* _Task directions_
Look through the lines below for the word "Settings", and copy every line that has it.
==================================================
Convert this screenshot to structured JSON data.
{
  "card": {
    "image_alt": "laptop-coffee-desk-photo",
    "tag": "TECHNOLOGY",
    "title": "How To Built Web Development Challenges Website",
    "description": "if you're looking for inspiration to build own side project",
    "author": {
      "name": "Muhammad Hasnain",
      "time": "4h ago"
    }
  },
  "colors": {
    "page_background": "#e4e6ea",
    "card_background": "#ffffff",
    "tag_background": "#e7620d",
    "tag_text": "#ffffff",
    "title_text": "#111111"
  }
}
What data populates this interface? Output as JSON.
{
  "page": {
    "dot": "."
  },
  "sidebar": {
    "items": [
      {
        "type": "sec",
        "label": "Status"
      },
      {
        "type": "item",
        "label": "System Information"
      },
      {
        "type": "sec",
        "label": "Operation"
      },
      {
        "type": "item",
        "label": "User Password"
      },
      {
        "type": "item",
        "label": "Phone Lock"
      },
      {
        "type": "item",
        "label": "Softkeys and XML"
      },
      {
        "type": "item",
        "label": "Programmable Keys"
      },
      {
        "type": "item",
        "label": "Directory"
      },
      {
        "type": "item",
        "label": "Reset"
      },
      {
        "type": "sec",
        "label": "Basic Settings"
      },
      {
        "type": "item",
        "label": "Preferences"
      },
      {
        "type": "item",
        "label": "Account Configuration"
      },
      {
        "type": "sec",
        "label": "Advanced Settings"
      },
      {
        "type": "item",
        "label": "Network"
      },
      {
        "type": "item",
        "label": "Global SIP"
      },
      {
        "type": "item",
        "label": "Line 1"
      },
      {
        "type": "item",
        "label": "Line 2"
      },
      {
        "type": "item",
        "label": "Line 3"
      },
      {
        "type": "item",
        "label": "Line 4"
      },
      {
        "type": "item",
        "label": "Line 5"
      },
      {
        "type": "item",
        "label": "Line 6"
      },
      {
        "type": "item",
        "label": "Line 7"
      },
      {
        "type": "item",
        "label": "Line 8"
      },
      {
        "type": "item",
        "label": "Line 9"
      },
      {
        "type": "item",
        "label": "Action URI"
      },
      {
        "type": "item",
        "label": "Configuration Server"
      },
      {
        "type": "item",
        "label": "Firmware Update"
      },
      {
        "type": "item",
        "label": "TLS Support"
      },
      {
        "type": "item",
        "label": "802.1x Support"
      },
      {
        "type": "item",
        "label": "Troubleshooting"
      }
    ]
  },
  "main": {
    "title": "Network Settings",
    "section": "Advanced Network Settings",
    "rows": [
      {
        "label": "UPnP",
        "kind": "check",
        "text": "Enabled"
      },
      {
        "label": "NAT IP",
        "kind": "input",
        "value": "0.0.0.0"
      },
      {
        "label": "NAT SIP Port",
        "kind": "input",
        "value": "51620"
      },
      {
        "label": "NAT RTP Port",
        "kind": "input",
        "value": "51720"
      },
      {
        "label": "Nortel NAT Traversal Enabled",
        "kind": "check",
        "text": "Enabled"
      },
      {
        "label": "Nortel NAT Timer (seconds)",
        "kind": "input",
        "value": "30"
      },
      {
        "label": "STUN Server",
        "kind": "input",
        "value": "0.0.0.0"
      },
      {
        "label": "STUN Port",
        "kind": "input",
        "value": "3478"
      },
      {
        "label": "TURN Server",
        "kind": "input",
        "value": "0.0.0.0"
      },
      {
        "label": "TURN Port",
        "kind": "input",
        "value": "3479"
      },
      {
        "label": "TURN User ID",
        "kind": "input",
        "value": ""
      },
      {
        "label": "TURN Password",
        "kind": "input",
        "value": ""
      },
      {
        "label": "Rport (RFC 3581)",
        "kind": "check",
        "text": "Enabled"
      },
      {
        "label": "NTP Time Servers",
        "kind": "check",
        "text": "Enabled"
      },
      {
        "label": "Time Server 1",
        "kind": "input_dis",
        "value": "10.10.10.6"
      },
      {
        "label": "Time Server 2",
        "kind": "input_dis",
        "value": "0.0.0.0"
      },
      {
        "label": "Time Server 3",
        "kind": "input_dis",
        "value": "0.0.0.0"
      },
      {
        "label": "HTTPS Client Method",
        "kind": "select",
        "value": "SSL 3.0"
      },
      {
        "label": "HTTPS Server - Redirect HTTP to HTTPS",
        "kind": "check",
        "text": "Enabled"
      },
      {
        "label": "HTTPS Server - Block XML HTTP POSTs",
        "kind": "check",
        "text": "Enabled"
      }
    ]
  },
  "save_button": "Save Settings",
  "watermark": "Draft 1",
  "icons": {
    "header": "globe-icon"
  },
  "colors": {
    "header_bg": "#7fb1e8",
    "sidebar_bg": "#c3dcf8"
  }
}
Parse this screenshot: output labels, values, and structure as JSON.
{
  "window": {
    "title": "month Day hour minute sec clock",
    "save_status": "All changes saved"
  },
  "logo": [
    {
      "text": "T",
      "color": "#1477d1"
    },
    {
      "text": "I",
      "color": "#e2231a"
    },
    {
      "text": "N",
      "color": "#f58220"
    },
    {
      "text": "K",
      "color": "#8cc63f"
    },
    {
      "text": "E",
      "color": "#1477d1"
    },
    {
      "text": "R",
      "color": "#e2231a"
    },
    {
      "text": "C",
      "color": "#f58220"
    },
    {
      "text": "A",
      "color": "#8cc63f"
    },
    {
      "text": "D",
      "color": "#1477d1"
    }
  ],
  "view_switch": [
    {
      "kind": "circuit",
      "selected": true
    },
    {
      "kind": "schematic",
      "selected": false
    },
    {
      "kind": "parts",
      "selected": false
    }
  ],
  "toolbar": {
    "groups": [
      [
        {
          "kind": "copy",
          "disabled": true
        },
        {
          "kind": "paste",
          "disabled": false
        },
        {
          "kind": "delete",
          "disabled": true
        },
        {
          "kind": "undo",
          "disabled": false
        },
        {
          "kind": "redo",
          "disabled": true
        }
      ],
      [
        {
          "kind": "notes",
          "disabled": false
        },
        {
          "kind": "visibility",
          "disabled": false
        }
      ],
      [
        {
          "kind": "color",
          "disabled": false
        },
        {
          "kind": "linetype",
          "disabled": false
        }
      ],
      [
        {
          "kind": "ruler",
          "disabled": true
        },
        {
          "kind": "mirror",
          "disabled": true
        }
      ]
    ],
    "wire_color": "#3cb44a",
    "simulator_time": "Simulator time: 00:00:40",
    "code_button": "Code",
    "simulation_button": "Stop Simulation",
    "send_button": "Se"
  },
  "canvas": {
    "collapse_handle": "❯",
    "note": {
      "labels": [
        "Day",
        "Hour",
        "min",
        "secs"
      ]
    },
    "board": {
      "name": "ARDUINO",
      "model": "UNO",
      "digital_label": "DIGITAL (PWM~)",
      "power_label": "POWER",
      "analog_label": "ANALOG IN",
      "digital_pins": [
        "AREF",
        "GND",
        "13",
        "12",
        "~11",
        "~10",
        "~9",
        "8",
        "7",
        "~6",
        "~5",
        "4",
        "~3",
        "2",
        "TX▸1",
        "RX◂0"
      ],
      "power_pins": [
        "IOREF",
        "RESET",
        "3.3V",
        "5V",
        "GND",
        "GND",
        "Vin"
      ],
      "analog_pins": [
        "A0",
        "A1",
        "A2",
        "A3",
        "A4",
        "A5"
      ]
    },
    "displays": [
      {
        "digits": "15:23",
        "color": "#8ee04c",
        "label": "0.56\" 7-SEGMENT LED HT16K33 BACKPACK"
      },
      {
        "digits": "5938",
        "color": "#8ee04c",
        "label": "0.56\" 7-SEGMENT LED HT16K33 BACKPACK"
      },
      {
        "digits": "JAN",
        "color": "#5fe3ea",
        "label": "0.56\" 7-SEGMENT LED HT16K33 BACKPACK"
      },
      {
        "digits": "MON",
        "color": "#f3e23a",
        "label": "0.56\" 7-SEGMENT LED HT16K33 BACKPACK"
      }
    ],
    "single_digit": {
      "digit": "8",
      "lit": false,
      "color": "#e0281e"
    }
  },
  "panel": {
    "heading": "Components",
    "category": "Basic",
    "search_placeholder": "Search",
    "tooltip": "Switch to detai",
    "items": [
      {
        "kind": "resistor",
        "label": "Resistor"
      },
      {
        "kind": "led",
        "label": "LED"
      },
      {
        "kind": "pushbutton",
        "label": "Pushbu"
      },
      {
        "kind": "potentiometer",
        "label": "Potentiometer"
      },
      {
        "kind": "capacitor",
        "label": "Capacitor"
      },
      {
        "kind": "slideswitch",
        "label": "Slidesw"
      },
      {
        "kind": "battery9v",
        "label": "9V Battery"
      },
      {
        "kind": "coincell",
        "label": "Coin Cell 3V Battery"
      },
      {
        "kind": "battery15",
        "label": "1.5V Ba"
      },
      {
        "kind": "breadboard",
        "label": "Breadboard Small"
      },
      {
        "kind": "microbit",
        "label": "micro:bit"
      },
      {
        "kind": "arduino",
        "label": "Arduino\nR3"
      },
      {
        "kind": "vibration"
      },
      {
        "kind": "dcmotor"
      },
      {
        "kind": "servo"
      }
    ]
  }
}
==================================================
* _Final answer_
        "label": "Basic Settings"
        "label": "Advanced Settings"
    "title": "Network Settings",
    "section": "Advanced Network Settings",
  "save_button": "Save Settings",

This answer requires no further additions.